Looking forward, there is an exciting opportunity to involve the women’s group in the processing of bee’s wax into soap and other products. Furthermore, as the hives develop, we will see increased production of honey and can naturally increase the number of rushes.”

Alan Riding interviews Dr. Magueye Ba
Jul 13, 2017

At the suggestion of one of his professors at medical school in Dakar, Dr. Ba moved 300 miles south-east to Sinthian in 2005 to take charge of the village’s health clinic. Since then, he has emerged as an important community leader, not only helping to establish a medical center and primary school in another village, Fass, but also serving as a crucial interlocutor for Le Korsa.

– Alan Riding

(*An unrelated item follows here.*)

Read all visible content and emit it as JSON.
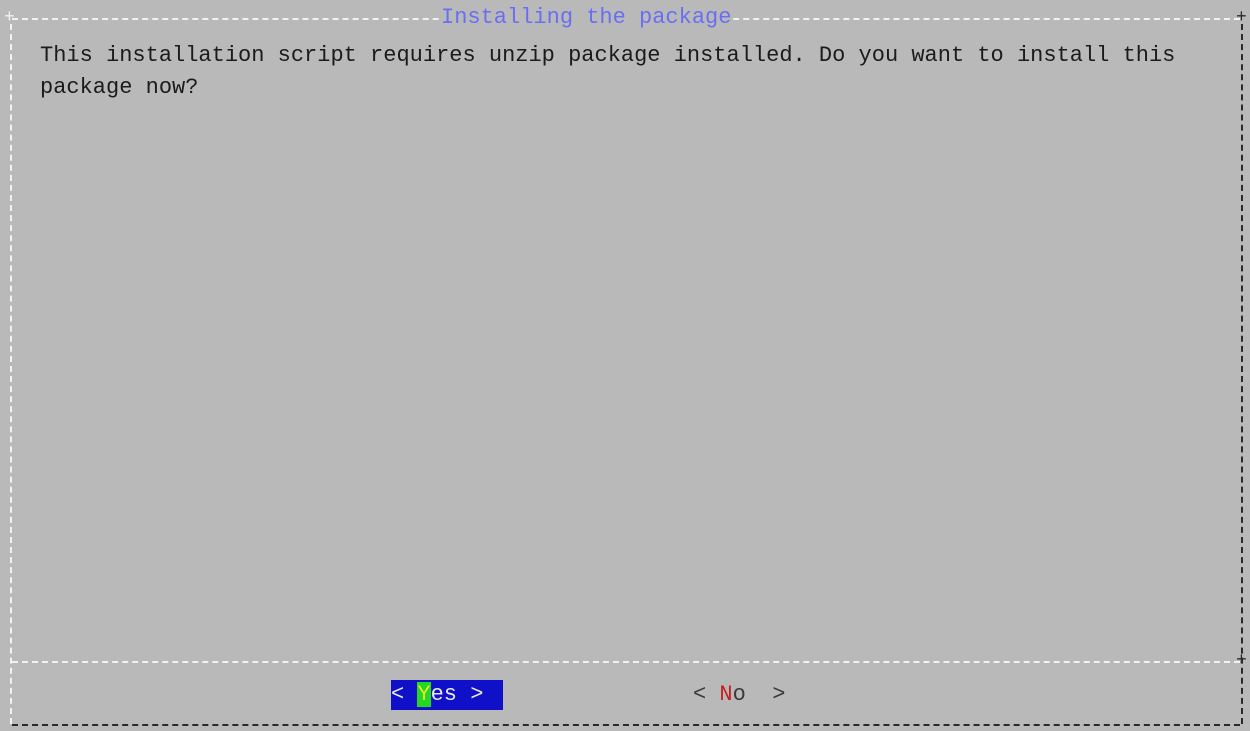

Q – What were the main difficulties you found when you first arrived in Sinthian?
A – Most villagers did not know about medical treatment. If a child had a seizure, he’d be taken to the marabout (imam) or to a charlatan. At that time, we received only 180 to 200 patients per month; now we receive over 1,000 every month. For example, woman now routinely come to the hospital to give birth.
Q – What are the most frequent ailments?
A – Malaria is the main reason people come to the center. This is a problem all year round, but worst during the rainy season. The most vulnerable are children under five. If parents are slow to bring them for treatment, they can die.
Q – What about malnutrition?
A – Yes, it’s also a problem, but La Korsa’s new women’s gardening program (in Sinthian and three other villages) is helping. Traditionally, people only produced cereals. Now, with vegetables and fruit, I’m seeing improvements in the nutrition of the under-five’s.
Q – Do you offer family planning?
A – Yes. Ten years ago, women didn’t know about that and there were a lot of unwanted pregnancies. Now it is often the husband who brings his wife to seek help in family planning.
Q – Do patients pay?
A – Many belong to a health insurance agency. If they cannot afford medical attention, Le Korsa helps them. Le Korsa has also donated ambulances to Sinthian and Fass.
Q – Talking of Fass, the village south of the Gambia River, was there resistance to girls and boys studying together in the village’s first primary school, which Le Korsa is now building? (It should open in early 2018.)
A – No. The religious leaders were more worried that the school could threaten their religion (Islam). But we assured the marabout that Le Korsa is not a religious organization. Normally a community school takes in children of between five and seven, but this will include older children, from ten to twelve, because they have never been to school. Some 200 children have been inscribed to enter the school.

Progress in Fass
Jun 20, 2017

Jordan MacTavish, an architect with Toshiko Mori’s office, is overseeing the design and construction of the first-ever school in Fass, which is being funded by Le Korsa supporters Laurel Hixon and Michael Keane. Jordan was recently on-site to supervise the project, and we are pleased to report that the school will be ready for students in the fall of 2018, transforming forever the life of this rural village. Thanks to Brian Harris for the great photos.

Good news from Wassadou
May 17, 2017

When French NGO Première Urgence took over the administration of the languishing Wassadou Medical Center in 2014, the center’s staff worked tirelessly to restore the clinic to its full capacity of providing medical services to upwards of 10,000 patients per year.

Having seen their results—and that the center could still be improved and provide more care—we partnered with Première Urgence in 2016, offering a grant that allowed the center to restore staff salaries to their pre-2014 levels, and to make general repairs to the building. We also worked with our partner Project C.U.R.E. to ship a container of needed medical supplies to the center.

Wassadou’s 2016 report has just come in, and we’re thrilled that last year, their staff was able to see almost 500 more patients than in 2015, bringing the total number of patients seen in 2016 to 13,184. The doctors, midwives and nurses also expanded their mobile medical teams, and have been offering more education on family planning, AIDS, and malaria prevention. We salute all of the staff there, and look forward to working with them, and with Première Urgence, to offer even more care in the years to come.